→ **Available data**
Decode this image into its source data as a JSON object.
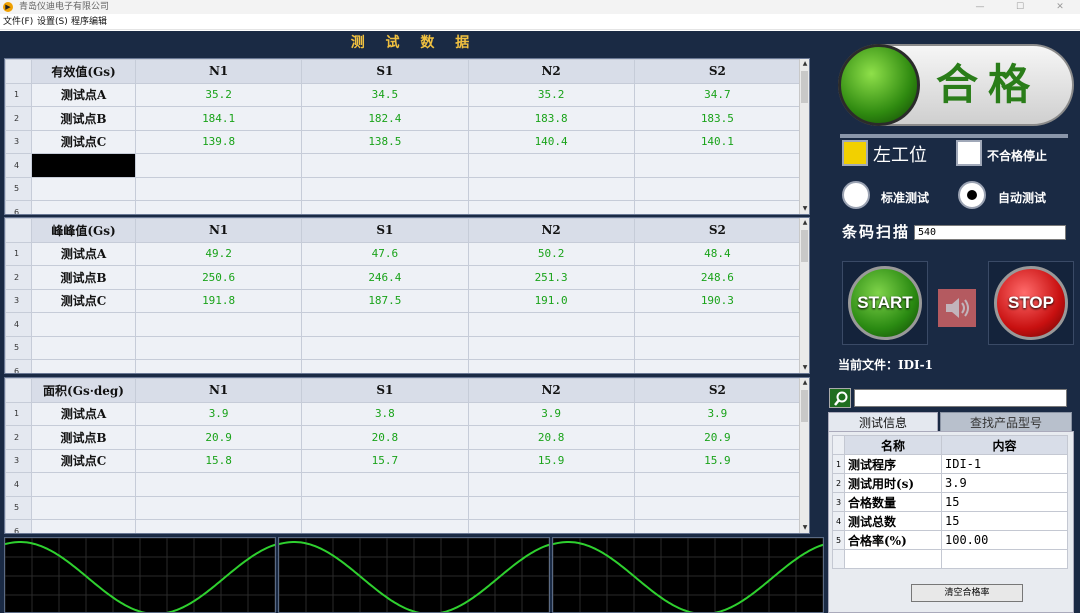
{
  "window": {
    "title": "青岛仪迪电子有限公司",
    "app_icon": "▶",
    "min": "—",
    "max": "☐",
    "close": "✕"
  },
  "menu": [
    "文件(F)",
    "设置(S)",
    "程序编辑"
  ],
  "section_title": "测 试 数 据",
  "columns": [
    "N1",
    "S1",
    "N2",
    "S2"
  ],
  "tables": [
    {
      "header": "有效值(Gs)",
      "rows": [
        {
          "num": "1",
          "label": "测试点A",
          "values": [
            "35.2",
            "34.5",
            "35.2",
            "34.7"
          ]
        },
        {
          "num": "2",
          "label": "测试点B",
          "values": [
            "184.1",
            "182.4",
            "183.8",
            "183.5"
          ]
        },
        {
          "num": "3",
          "label": "测试点C",
          "values": [
            "139.8",
            "138.5",
            "140.4",
            "140.1"
          ]
        },
        {
          "num": "4",
          "label": "",
          "values": [
            "",
            "",
            "",
            ""
          ]
        },
        {
          "num": "5",
          "label": "",
          "values": [
            "",
            "",
            "",
            ""
          ]
        },
        {
          "num": "6",
          "label": "",
          "values": [
            "",
            "",
            "",
            ""
          ]
        }
      ]
    },
    {
      "header": "峰峰值(Gs)",
      "rows": [
        {
          "num": "1",
          "label": "测试点A",
          "values": [
            "49.2",
            "47.6",
            "50.2",
            "48.4"
          ]
        },
        {
          "num": "2",
          "label": "测试点B",
          "values": [
            "250.6",
            "246.4",
            "251.3",
            "248.6"
          ]
        },
        {
          "num": "3",
          "label": "测试点C",
          "values": [
            "191.8",
            "187.5",
            "191.0",
            "190.3"
          ]
        },
        {
          "num": "4",
          "label": "",
          "values": [
            "",
            "",
            "",
            ""
          ]
        },
        {
          "num": "5",
          "label": "",
          "values": [
            "",
            "",
            "",
            ""
          ]
        },
        {
          "num": "6",
          "label": "",
          "values": [
            "",
            "",
            "",
            ""
          ]
        }
      ]
    },
    {
      "header": "面积(Gs·deg)",
      "rows": [
        {
          "num": "1",
          "label": "测试点A",
          "values": [
            "3.9",
            "3.8",
            "3.9",
            "3.9"
          ]
        },
        {
          "num": "2",
          "label": "测试点B",
          "values": [
            "20.9",
            "20.8",
            "20.8",
            "20.9"
          ]
        },
        {
          "num": "3",
          "label": "测试点C",
          "values": [
            "15.8",
            "15.7",
            "15.9",
            "15.9"
          ]
        },
        {
          "num": "4",
          "label": "",
          "values": [
            "",
            "",
            "",
            ""
          ]
        },
        {
          "num": "5",
          "label": "",
          "values": [
            "",
            "",
            "",
            ""
          ]
        },
        {
          "num": "6",
          "label": "",
          "values": [
            "",
            "",
            "",
            ""
          ]
        }
      ]
    }
  ],
  "status": {
    "result": "合格",
    "light_color": "#2f8a10"
  },
  "options": {
    "left_station": "左工位",
    "left_station_color": "#f2d000",
    "stop_on_fail": "不合格停止",
    "mode_standard": "标准测试",
    "mode_auto": "自动测试",
    "selected_mode": "auto"
  },
  "barcode": {
    "label": "条码扫描",
    "value": "540"
  },
  "controls": {
    "start": "START",
    "stop": "STOP",
    "speaker_icon": "speaker-icon"
  },
  "current_file": {
    "label": "当前文件：",
    "value": "IDI-1"
  },
  "tabs": [
    "测试信息",
    "查找产品型号"
  ],
  "info": {
    "headers": [
      "名称",
      "内容"
    ],
    "rows": [
      {
        "num": "1",
        "name": "测试程序",
        "value": "IDI-1"
      },
      {
        "num": "2",
        "name": "测试用时(s)",
        "value": "3.9"
      },
      {
        "num": "3",
        "name": "合格数量",
        "value": "15"
      },
      {
        "num": "4",
        "name": "测试总数",
        "value": "15"
      },
      {
        "num": "5",
        "name": "合格率(%)",
        "value": "100.00"
      }
    ],
    "clear_button": "清空合格率"
  },
  "waveform": {
    "color": "#2fd02f",
    "grid_color": "#2a2a2a",
    "panels": 3
  }
}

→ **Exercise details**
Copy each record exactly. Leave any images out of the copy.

→ **Exercise output**
Decode this image into its source data as a JSON object.
{
  "window": {
    "title": "青岛仪迪电子有限公司",
    "app_icon": "▶",
    "min": "—",
    "max": "☐",
    "close": "✕"
  },
  "menu": [
    "文件(F)",
    "设置(S)",
    "程序编辑"
  ],
  "section_title": "测 试 数 据",
  "columns": [
    "N1",
    "S1",
    "N2",
    "S2"
  ],
  "tables": [
    {
      "header": "有效值(Gs)",
      "rows": [
        {
          "num": "1",
          "label": "测试点A",
          "values": [
            "35.2",
            "34.5",
            "35.2",
            "34.7"
          ]
        },
        {
          "num": "2",
          "label": "测试点B",
          "values": [
            "184.1",
            "182.4",
            "183.8",
            "183.5"
          ]
        },
        {
          "num": "3",
          "label": "测试点C",
          "values": [
            "139.8",
            "138.5",
            "140.4",
            "140.1"
          ]
        },
        {
          "num": "4",
          "label": "",
          "values": [
            "",
            "",
            "",
            ""
          ]
        },
        {
          "num": "5",
          "label": "",
          "values": [
            "",
            "",
            "",
            ""
          ]
        },
        {
          "num": "6",
          "label": "",
          "values": [
            "",
            "",
            "",
            ""
          ]
        }
      ]
    },
    {
      "header": "峰峰值(Gs)",
      "rows": [
        {
          "num": "1",
          "label": "测试点A",
          "values": [
            "49.2",
            "47.6",
            "50.2",
            "48.4"
          ]
        },
        {
          "num": "2",
          "label": "测试点B",
          "values": [
            "250.6",
            "246.4",
            "251.3",
            "248.6"
          ]
        },
        {
          "num": "3",
          "label": "测试点C",
          "values": [
            "191.8",
            "187.5",
            "191.0",
            "190.3"
          ]
        },
        {
          "num": "4",
          "label": "",
          "values": [
            "",
            "",
            "",
            ""
          ]
        },
        {
          "num": "5",
          "label": "",
          "values": [
            "",
            "",
            "",
            ""
          ]
        },
        {
          "num": "6",
          "label": "",
          "values": [
            "",
            "",
            "",
            ""
          ]
        }
      ]
    },
    {
      "header": "面积(Gs·deg)",
      "rows": [
        {
          "num": "1",
          "label": "测试点A",
          "values": [
            "3.9",
            "3.8",
            "3.9",
            "3.9"
          ]
        },
        {
          "num": "2",
          "label": "测试点B",
          "values": [
            "20.9",
            "20.8",
            "20.8",
            "20.9"
          ]
        },
        {
          "num": "3",
          "label": "测试点C",
          "values": [
            "15.8",
            "15.7",
            "15.9",
            "15.9"
          ]
        },
        {
          "num": "4",
          "label": "",
          "values": [
            "",
            "",
            "",
            ""
          ]
        },
        {
          "num": "5",
          "label": "",
          "values": [
            "",
            "",
            "",
            ""
          ]
        },
        {
          "num": "6",
          "label": "",
          "values": [
            "",
            "",
            "",
            ""
          ]
        }
      ]
    }
  ],
  "status": {
    "result": "合格",
    "light_color": "#2f8a10"
  },
  "options": {
    "left_station": "左工位",
    "left_station_color": "#f2d000",
    "stop_on_fail": "不合格停止",
    "mode_standard": "标准测试",
    "mode_auto": "自动测试",
    "selected_mode": "auto"
  },
  "barcode": {
    "label": "条码扫描",
    "value": "540"
  },
  "controls": {
    "start": "START",
    "stop": "STOP",
    "speaker_icon": "speaker-icon"
  },
  "current_file": {
    "label": "当前文件：",
    "value": "IDI-1"
  },
  "tabs": [
    "测试信息",
    "查找产品型号"
  ],
  "info": {
    "headers": [
      "名称",
      "内容"
    ],
    "rows": [
      {
        "num": "1",
        "name": "测试程序",
        "value": "IDI-1"
      },
      {
        "num": "2",
        "name": "测试用时(s)",
        "value": "3.9"
      },
      {
        "num": "3",
        "name": "合格数量",
        "value": "15"
      },
      {
        "num": "4",
        "name": "测试总数",
        "value": "15"
      },
      {
        "num": "5",
        "name": "合格率(%)",
        "value": "100.00"
      }
    ],
    "clear_button": "清空合格率"
  },
  "waveform": {
    "color": "#2fd02f",
    "grid_color": "#2a2a2a",
    "panels": 3
  }
}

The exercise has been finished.